The National Trust’s project to restore nearly 3.4km of path on Slieve Donard continues with the help of grant funding from DAERA’s Environment Fund.
Path project in figures to date:
- One helicopter
- 190 tons of stone
- Two full time rangers
- Over 100 volunteers
- 2,200 volunteer hours
The Trust is over half-way through a two-year project to create a sustainable path on Slieve Donard to protect the delicate eco system of the Mournes from the wear and tear that comes from being one of the top walking destinations in Northern Ireland.
To date the Trust’s Mountain Rangers Clare O’Reilly and Marc Alcon, together with the support of over 100 volunteers and specialised upland contractors, have repaired nearly 1.5km of path to Slieve Donard along the Glen River and Bloody Bridge paths, and re-landscaped areas around the upland paths with the view to restoring three hectares of priority habitats.
Laborious and intense, the team can be seen working in all weather conditions on the mountain, manually repairing the popular Glen River Path. However sometimes manpower alone isn’t enough and for three days, beginning 25 November, the Trust has hired in assistance from a helicopter to lift 190 tons of recycled stone onto the mountain.
Area ranger Patrick Lynch explains: “We had reached an area known as ‘The Stairs’, just before the ‘Saddle’ that connects Slieve Donard with Slieve Commedagh.
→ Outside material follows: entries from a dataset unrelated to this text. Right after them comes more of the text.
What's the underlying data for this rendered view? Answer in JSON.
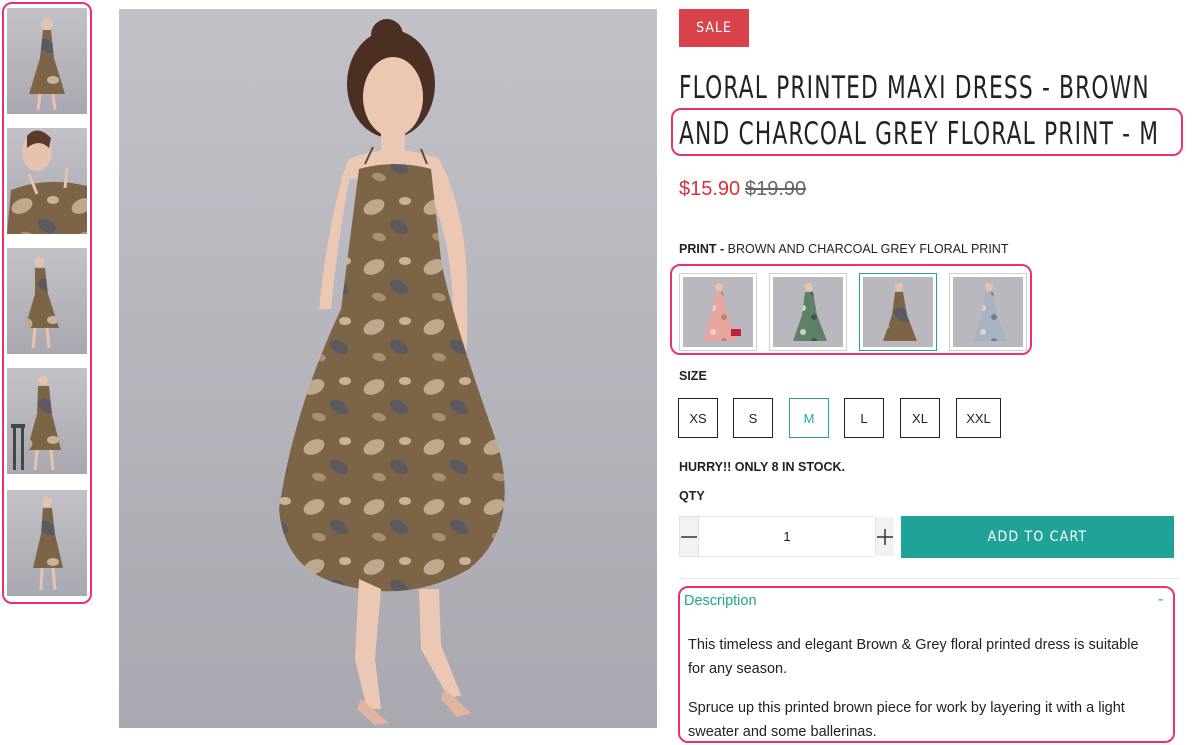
{
  "badge": {
    "sale": "SALE"
  },
  "product": {
    "title_line1": "FLORAL PRINTED MAXI DRESS - BROWN",
    "title_line2": "AND CHARCOAL GREY FLORAL PRINT - M",
    "price": "$15.90",
    "compare_price": "$19.90"
  },
  "print_option": {
    "label": "PRINT -",
    "value": "BROWN AND CHARCOAL GREY FLORAL PRINT"
  },
  "size_option": {
    "label": "SIZE",
    "sizes": [
      "XS",
      "S",
      "M",
      "L",
      "XL",
      "XXL"
    ],
    "selected": "M"
  },
  "stock": {
    "text": "HURRY!! ONLY 8 IN STOCK."
  },
  "quantity": {
    "label": "QTY",
    "value": "1"
  },
  "cart": {
    "add_label": "ADD TO CART"
  },
  "description": {
    "toggle_label": "Description",
    "collapse_symbol": "-",
    "paragraph1": "This timeless and elegant Brown & Grey floral printed dress is suitable for any season.",
    "paragraph2": "Spruce up this printed brown piece for work by layering it with a light sweater and some ballerinas."
  },
  "colors": {
    "accent": "#1fa398",
    "sale": "#d9434b",
    "price": "#d9303a",
    "highlight": "#e8336f"
  },
  "icons": {
    "minus": "minus-icon",
    "plus": "plus-icon"
  }
}
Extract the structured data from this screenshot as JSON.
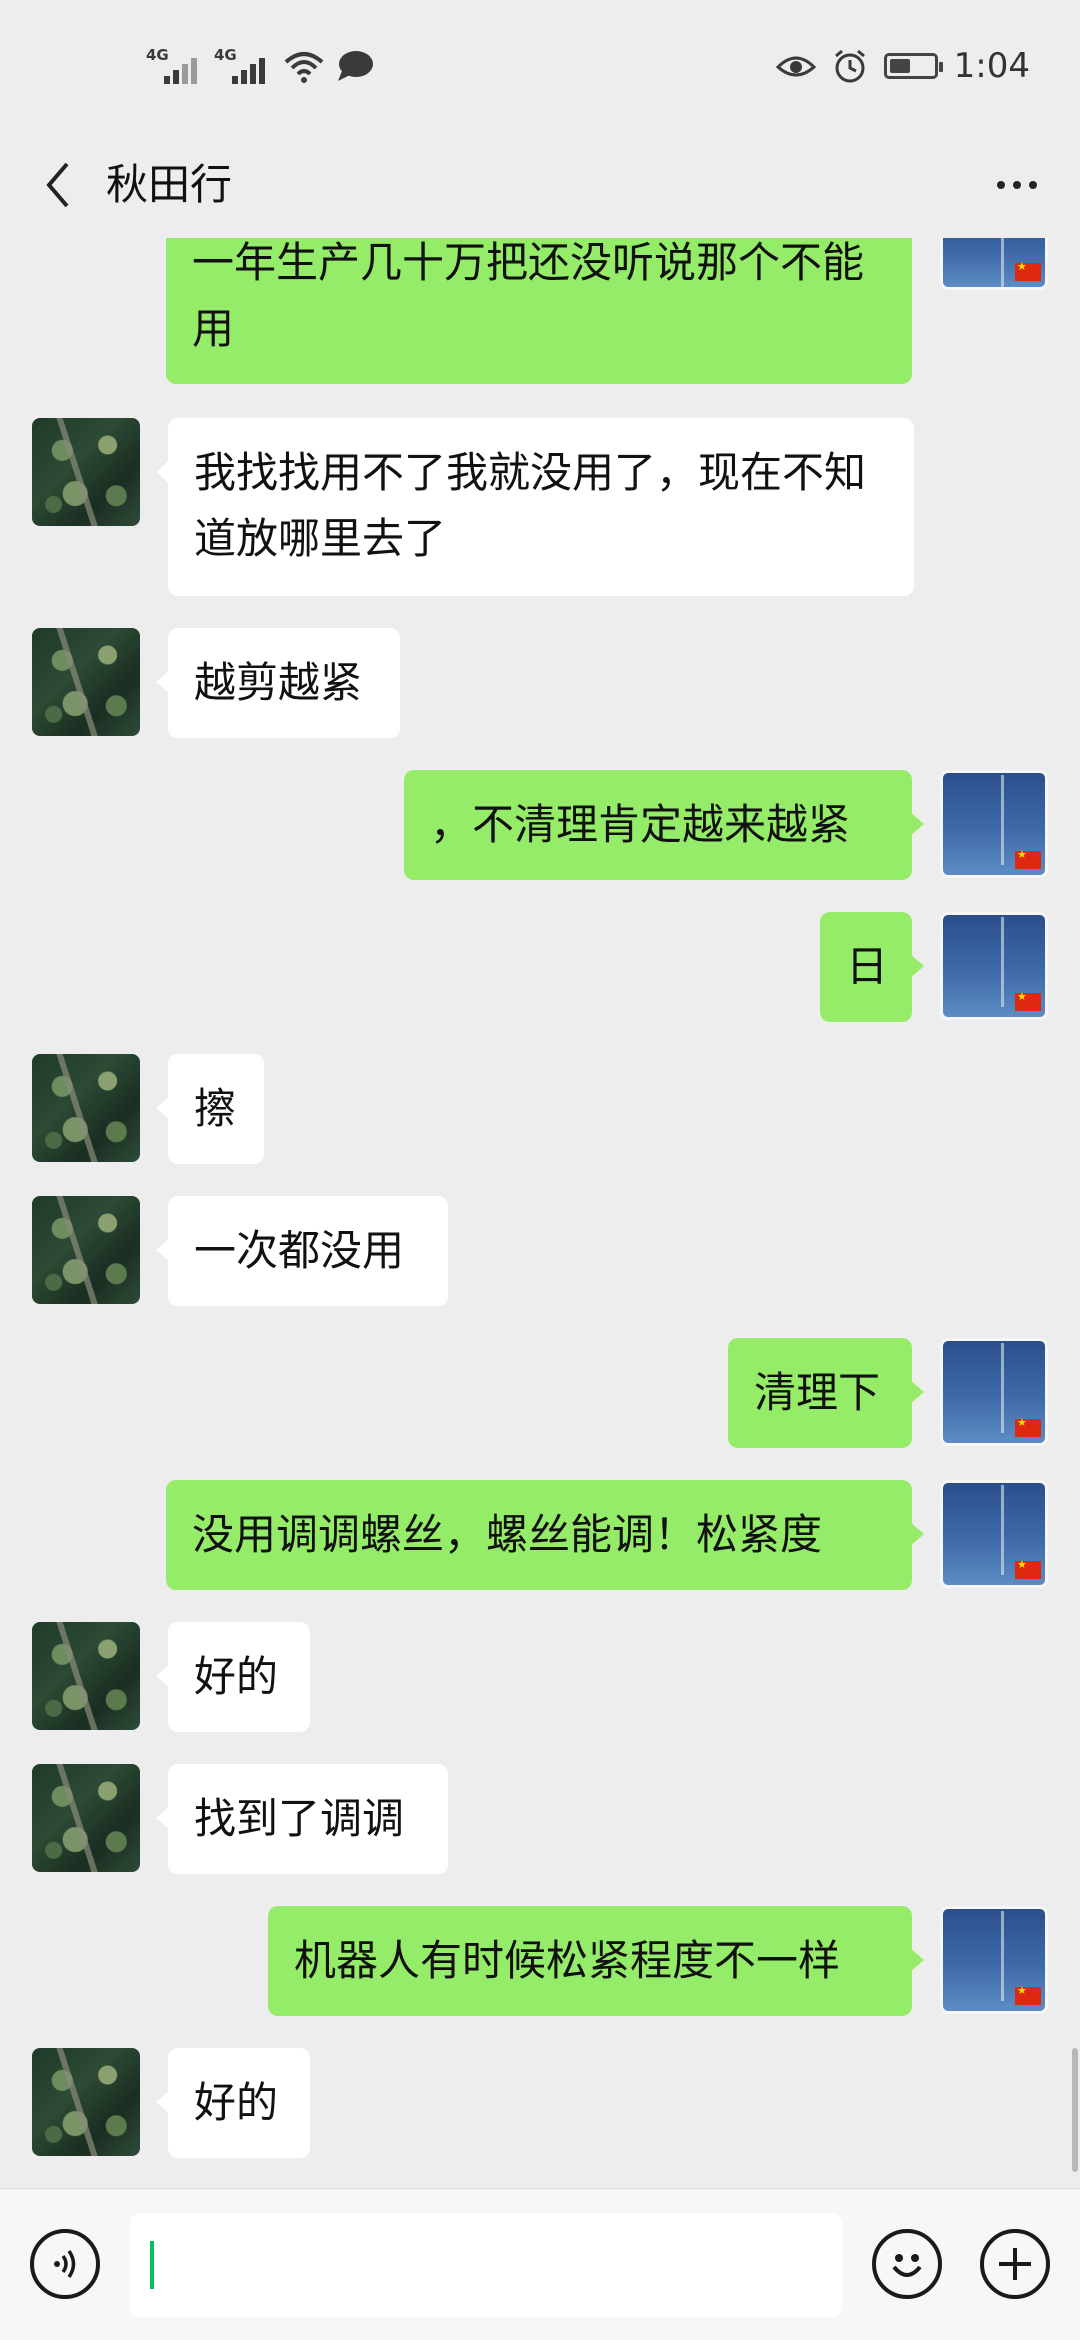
{
  "status_bar": {
    "signal1_label": "4G",
    "signal2_label": "4G",
    "time": "1:04",
    "battery_level": 0.45
  },
  "header": {
    "title": "秋田行"
  },
  "messages": [
    {
      "side": "right",
      "text": "一年生产几十万把还没听说那个不能用"
    },
    {
      "side": "left",
      "text": "我找找用不了我就没用了，现在不知道放哪里去了"
    },
    {
      "side": "left",
      "text": "越剪越紧"
    },
    {
      "side": "right",
      "text": "，不清理肯定越来越紧"
    },
    {
      "side": "right",
      "text": "日"
    },
    {
      "side": "left",
      "text": "擦"
    },
    {
      "side": "left",
      "text": "一次都没用"
    },
    {
      "side": "right",
      "text": "清理下"
    },
    {
      "side": "right",
      "text": "没用调调螺丝，螺丝能调！松紧度"
    },
    {
      "side": "left",
      "text": "好的"
    },
    {
      "side": "left",
      "text": "找到了调调"
    },
    {
      "side": "right",
      "text": "机器人有时候松紧程度不一样"
    },
    {
      "side": "left",
      "text": "好的"
    }
  ],
  "input": {
    "value": "",
    "placeholder": ""
  },
  "colors": {
    "background": "#ededed",
    "bubble_self": "#95ec69",
    "bubble_other": "#ffffff",
    "caret": "#07c160"
  },
  "icons": {
    "back": "chevron-left-icon",
    "more": "more-dots-icon",
    "voice": "voice-icon",
    "emoji": "emoji-icon",
    "plus": "plus-icon"
  }
}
It’s a very steep landscape and one that has seen a lot of erosion due to water damage coming off the summit and the impact of over 100,000 visitors treading the path each year.
“There was simply no other way of getting the materials up to this height without the use of helicopter support, as driving heavy machinery up and down the mountain would have caused additional habitat damage and loss. We are delighted that a recent grant from the Department of Agriculture, Environment and Rural Affairs (DAERA) Environment Fund allowed us to move forward with this critical part of the project.”
The helicopter made a total of 190 trips over three days, dropping 190 one-ton bags of stone at selected locations along the pathway. “The drop off points were approved by the Northern Ireland Environment Agency,” Patrick explains. “The bags were placed in areas of high erosion where we plan to repair the path and restore the habitat. We’re using materials that have been sourced locally from three disused quarries on the mountain owned by the Trust, so we are using recycled materials in the maintenance of the paths. We will also be looking at innovative ways to control erosion in this area such as the potential use of Geojute, a lightweight biodegradable netting used for vegetation establishment.”
190 tons of material will enable the restoration of another 900 metres of path leading to the summit of Slieve Donard, which at 850 metres is Northern Ireland’s highest mountain. In some areas the ‘braided’ tracks on the mountain are up to 1.5metres deep requiring the use of stone pitching, an ancient technique for building paths and roads which although more time consuming and intense, results in a more robust path.
Environment Minister Edwin Poots MLA said: “I am delighted to support this work through the Environment Fund and to work in partnership with the National Trust on one of the core path networks in the Mourne Mountains at Slieve Donard. I truly appreciate the work that the National Trust do as they focus on areas of environmental protection and restoration of priority habitats through the creation of a sustainable path on Slieve Donard. This is particularly important during this difficult financial climate as the impact of Covid-19 continues to be felt. Now more than ever, it is important to get out and enjoy our beautiful countryside and to see at first hand the great work that is being carried out by the National Trust”.
Mourne Ranger Clare explains why the work she is doing to repair the path is so important, “The Mournes are a beautiful place, rightfully popular with local, national and international visitors. While it is wonderful to see people enjoying all this special place has to offer, every pair of feet adds to rising pressure on paths that also experience the most intense weather Northern Ireland has to offer. While we try to source stone materials from as close to the path as possible, the repairs needed required the use of a helicopter to bring in enough Mournes granite to create a safe, sustainable route and protect vital habitats.”
“The most challenging task was working on the first 300 metres of the path at Glen River valley,” adds Marc, the Trust’s second Mourne Ranger. “This section of the path was not coping with the visitor pressure and the amount of water coming off the hill. We spent months, using only hand tools, moving tonnes of onsite natural materials landscaping, repairing the erosion scars and creating a robust path easily followed and enjoyed by walkers.”
“We couldn’t have restored the 1.5km of paths to Slieve Donard both at Glen River and Bloody Bridge without the help of our funders and volunteers,” continues Patrick. “We are incredibly grateful to DAERA for funding this project and to the community groups, businesses and individuals who have given over 2,200 hours of their time, assisting our rangers with the path repairs. Thanks to their efforts, people will be able to walk on paths along this popular route to the summit, protecting the landscape and its rich variety of habitat and wildlife.”
The path project has been funded with legacy funding from the National Trust and additional support from DAERA. Members of the public also have the opportunity to help protect this Area of Outstanding Natural Beauty by donating to the fundraising campaign. Visit https://www.nationaltrust.org.uk/the-mournes for more details on how to donate or volunteer.